:: Task data
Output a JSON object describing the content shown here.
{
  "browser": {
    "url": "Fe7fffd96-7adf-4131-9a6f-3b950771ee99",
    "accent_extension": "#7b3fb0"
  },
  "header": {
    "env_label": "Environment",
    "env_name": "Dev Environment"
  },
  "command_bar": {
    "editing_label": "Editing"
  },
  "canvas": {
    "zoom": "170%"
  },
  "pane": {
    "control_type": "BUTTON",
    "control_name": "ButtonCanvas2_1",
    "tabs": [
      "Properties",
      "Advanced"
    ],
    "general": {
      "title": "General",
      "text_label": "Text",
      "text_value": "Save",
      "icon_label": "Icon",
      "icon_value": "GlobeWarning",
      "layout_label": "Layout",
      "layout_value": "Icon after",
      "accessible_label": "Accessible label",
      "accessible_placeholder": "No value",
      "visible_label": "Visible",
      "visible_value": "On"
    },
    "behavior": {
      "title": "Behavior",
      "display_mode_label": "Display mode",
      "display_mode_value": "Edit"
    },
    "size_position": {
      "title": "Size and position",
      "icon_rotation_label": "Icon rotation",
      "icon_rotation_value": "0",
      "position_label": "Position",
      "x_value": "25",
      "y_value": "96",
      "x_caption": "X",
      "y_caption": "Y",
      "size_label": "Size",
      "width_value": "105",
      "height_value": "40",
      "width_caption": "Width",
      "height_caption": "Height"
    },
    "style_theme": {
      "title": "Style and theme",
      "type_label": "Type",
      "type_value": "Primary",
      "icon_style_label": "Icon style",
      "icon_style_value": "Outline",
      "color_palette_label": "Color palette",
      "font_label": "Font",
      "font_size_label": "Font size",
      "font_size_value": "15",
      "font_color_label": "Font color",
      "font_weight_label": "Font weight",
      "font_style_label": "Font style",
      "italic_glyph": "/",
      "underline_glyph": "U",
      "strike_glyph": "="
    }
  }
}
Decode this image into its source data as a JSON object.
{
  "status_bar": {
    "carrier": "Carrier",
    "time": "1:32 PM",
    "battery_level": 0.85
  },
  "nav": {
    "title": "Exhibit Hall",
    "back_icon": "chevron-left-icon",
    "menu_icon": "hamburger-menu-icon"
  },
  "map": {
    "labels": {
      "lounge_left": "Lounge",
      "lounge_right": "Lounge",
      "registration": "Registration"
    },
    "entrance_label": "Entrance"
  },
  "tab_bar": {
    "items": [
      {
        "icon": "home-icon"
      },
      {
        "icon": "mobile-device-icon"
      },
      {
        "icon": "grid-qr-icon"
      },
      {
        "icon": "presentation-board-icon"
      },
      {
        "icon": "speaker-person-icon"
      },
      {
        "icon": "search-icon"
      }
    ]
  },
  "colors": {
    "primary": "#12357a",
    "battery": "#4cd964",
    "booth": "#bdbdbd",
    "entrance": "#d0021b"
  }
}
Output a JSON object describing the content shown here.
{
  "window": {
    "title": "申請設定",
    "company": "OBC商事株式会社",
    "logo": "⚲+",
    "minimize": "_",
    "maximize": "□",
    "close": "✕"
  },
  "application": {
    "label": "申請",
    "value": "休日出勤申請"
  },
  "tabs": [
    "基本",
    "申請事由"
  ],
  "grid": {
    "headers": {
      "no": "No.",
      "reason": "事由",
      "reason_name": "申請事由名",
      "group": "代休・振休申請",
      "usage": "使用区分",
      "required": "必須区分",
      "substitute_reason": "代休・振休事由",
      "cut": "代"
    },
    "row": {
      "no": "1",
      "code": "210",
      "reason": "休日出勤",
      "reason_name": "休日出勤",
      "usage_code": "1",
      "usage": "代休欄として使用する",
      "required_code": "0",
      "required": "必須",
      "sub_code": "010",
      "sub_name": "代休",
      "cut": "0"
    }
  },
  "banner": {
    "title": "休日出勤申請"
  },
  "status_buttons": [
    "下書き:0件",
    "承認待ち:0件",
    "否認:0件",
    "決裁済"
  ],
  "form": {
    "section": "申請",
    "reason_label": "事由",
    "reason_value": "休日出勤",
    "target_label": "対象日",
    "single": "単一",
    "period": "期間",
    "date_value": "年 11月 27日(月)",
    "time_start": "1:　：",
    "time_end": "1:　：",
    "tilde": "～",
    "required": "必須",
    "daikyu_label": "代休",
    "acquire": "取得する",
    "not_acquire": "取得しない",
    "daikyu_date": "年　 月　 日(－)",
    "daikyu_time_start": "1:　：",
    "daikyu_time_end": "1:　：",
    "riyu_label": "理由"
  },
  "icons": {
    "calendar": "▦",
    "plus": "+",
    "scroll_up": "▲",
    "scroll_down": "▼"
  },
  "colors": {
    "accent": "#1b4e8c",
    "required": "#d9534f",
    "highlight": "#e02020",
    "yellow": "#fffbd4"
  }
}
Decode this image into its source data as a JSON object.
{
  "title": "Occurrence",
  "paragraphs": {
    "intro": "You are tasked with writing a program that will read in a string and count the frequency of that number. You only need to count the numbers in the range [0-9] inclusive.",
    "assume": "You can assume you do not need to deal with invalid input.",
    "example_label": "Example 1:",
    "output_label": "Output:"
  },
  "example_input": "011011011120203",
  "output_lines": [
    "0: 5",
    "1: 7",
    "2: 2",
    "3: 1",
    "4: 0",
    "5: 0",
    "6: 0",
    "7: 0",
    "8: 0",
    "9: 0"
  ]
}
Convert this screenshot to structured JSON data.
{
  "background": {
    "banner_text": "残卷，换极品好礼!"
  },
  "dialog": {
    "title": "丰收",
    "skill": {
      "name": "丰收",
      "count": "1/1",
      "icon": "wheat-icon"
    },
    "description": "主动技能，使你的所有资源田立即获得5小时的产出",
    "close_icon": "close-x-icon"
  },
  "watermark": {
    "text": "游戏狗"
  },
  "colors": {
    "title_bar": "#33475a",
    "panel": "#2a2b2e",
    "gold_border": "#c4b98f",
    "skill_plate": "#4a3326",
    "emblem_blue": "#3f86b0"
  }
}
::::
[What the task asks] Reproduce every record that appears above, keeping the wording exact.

[Written reply]
Output a JSON object describing the content shown here.
{
  "browser": {
    "url": "Fe7fffd96-7adf-4131-9a6f-3b950771ee99",
    "accent_extension": "#7b3fb0"
  },
  "header": {
    "env_label": "Environment",
    "env_name": "Dev Environment"
  },
  "command_bar": {
    "editing_label": "Editing"
  },
  "canvas": {
    "zoom": "170%"
  },
  "pane": {
    "control_type": "BUTTON",
    "control_name": "ButtonCanvas2_1",
    "tabs": [
      "Properties",
      "Advanced"
    ],
    "general": {
      "title": "General",
      "text_label": "Text",
      "text_value": "Save",
      "icon_label": "Icon",
      "icon_value": "GlobeWarning",
      "layout_label": "Layout",
      "layout_value": "Icon after",
      "accessible_label": "Accessible label",
      "accessible_placeholder": "No value",
      "visible_label": "Visible",
      "visible_value": "On"
    },
    "behavior": {
      "title": "Behavior",
      "display_mode_label": "Display mode",
      "display_mode_value": "Edit"
    },
    "size_position": {
      "title": "Size and position",
      "icon_rotation_label": "Icon rotation",
      "icon_rotation_value": "0",
      "position_label": "Position",
      "x_value": "25",
      "y_value": "96",
      "x_caption": "X",
      "y_caption": "Y",
      "size_label": "Size",
      "width_value": "105",
      "height_value": "40",
      "width_caption": "Width",
      "height_caption": "Height"
    },
    "style_theme": {
      "title": "Style and theme",
      "type_label": "Type",
      "type_value": "Primary",
      "icon_style_label": "Icon style",
      "icon_style_value": "Outline",
      "color_palette_label": "Color palette",
      "font_label": "Font",
      "font_size_label": "Font size",
      "font_size_value": "15",
      "font_color_label": "Font color",
      "font_weight_label": "Font weight",
      "font_style_label": "Font style",
      "italic_glyph": "/",
      "underline_glyph": "U",
      "strike_glyph": "="
    }
  }
}
Decode this image into its source data as a JSON object.
{
  "status_bar": {
    "carrier": "Carrier",
    "time": "1:32 PM",
    "battery_level": 0.85
  },
  "nav": {
    "title": "Exhibit Hall",
    "back_icon": "chevron-left-icon",
    "menu_icon": "hamburger-menu-icon"
  },
  "map": {
    "labels": {
      "lounge_left": "Lounge",
      "lounge_right": "Lounge",
      "registration": "Registration"
    },
    "entrance_label": "Entrance"
  },
  "tab_bar": {
    "items": [
      {
        "icon": "home-icon"
      },
      {
        "icon": "mobile-device-icon"
      },
      {
        "icon": "grid-qr-icon"
      },
      {
        "icon": "presentation-board-icon"
      },
      {
        "icon": "speaker-person-icon"
      },
      {
        "icon": "search-icon"
      }
    ]
  },
  "colors": {
    "primary": "#12357a",
    "battery": "#4cd964",
    "booth": "#bdbdbd",
    "entrance": "#d0021b"
  }
}
Output a JSON object describing the content shown here.
{
  "window": {
    "title": "申請設定",
    "company": "OBC商事株式会社",
    "logo": "⚲+",
    "minimize": "_",
    "maximize": "□",
    "close": "✕"
  },
  "application": {
    "label": "申請",
    "value": "休日出勤申請"
  },
  "tabs": [
    "基本",
    "申請事由"
  ],
  "grid": {
    "headers": {
      "no": "No.",
      "reason": "事由",
      "reason_name": "申請事由名",
      "group": "代休・振休申請",
      "usage": "使用区分",
      "required": "必須区分",
      "substitute_reason": "代休・振休事由",
      "cut": "代"
    },
    "row": {
      "no": "1",
      "code": "210",
      "reason": "休日出勤",
      "reason_name": "休日出勤",
      "usage_code": "1",
      "usage": "代休欄として使用する",
      "required_code": "0",
      "required": "必須",
      "sub_code": "010",
      "sub_name": "代休",
      "cut": "0"
    }
  },
  "banner": {
    "title": "休日出勤申請"
  },
  "status_buttons": [
    "下書き:0件",
    "承認待ち:0件",
    "否認:0件",
    "決裁済"
  ],
  "form": {
    "section": "申請",
    "reason_label": "事由",
    "reason_value": "休日出勤",
    "target_label": "対象日",
    "single": "単一",
    "period": "期間",
    "date_value": "年 11月 27日(月)",
    "time_start": "1:　：",
    "time_end": "1:　：",
    "tilde": "～",
    "required": "必須",
    "daikyu_label": "代休",
    "acquire": "取得する",
    "not_acquire": "取得しない",
    "daikyu_date": "年　 月　 日(－)",
    "daikyu_time_start": "1:　：",
    "daikyu_time_end": "1:　：",
    "riyu_label": "理由"
  },
  "icons": {
    "calendar": "▦",
    "plus": "+",
    "scroll_up": "▲",
    "scroll_down": "▼"
  },
  "colors": {
    "accent": "#1b4e8c",
    "required": "#d9534f",
    "highlight": "#e02020",
    "yellow": "#fffbd4"
  }
}
Decode this image into its source data as a JSON object.
{
  "title": "Occurrence",
  "paragraphs": {
    "intro": "You are tasked with writing a program that will read in a string and count the frequency of that number. You only need to count the numbers in the range [0-9] inclusive.",
    "assume": "You can assume you do not need to deal with invalid input.",
    "example_label": "Example 1:",
    "output_label": "Output:"
  },
  "example_input": "011011011120203",
  "output_lines": [
    "0: 5",
    "1: 7",
    "2: 2",
    "3: 1",
    "4: 0",
    "5: 0",
    "6: 0",
    "7: 0",
    "8: 0",
    "9: 0"
  ]
}
Convert this screenshot to structured JSON data.
{
  "background": {
    "banner_text": "残卷，换极品好礼!"
  },
  "dialog": {
    "title": "丰收",
    "skill": {
      "name": "丰收",
      "count": "1/1",
      "icon": "wheat-icon"
    },
    "description": "主动技能，使你的所有资源田立即获得5小时的产出",
    "close_icon": "close-x-icon"
  },
  "watermark": {
    "text": "游戏狗"
  },
  "colors": {
    "title_bar": "#33475a",
    "panel": "#2a2b2e",
    "gold_border": "#c4b98f",
    "skill_plate": "#4a3326",
    "emblem_blue": "#3f86b0"
  }
}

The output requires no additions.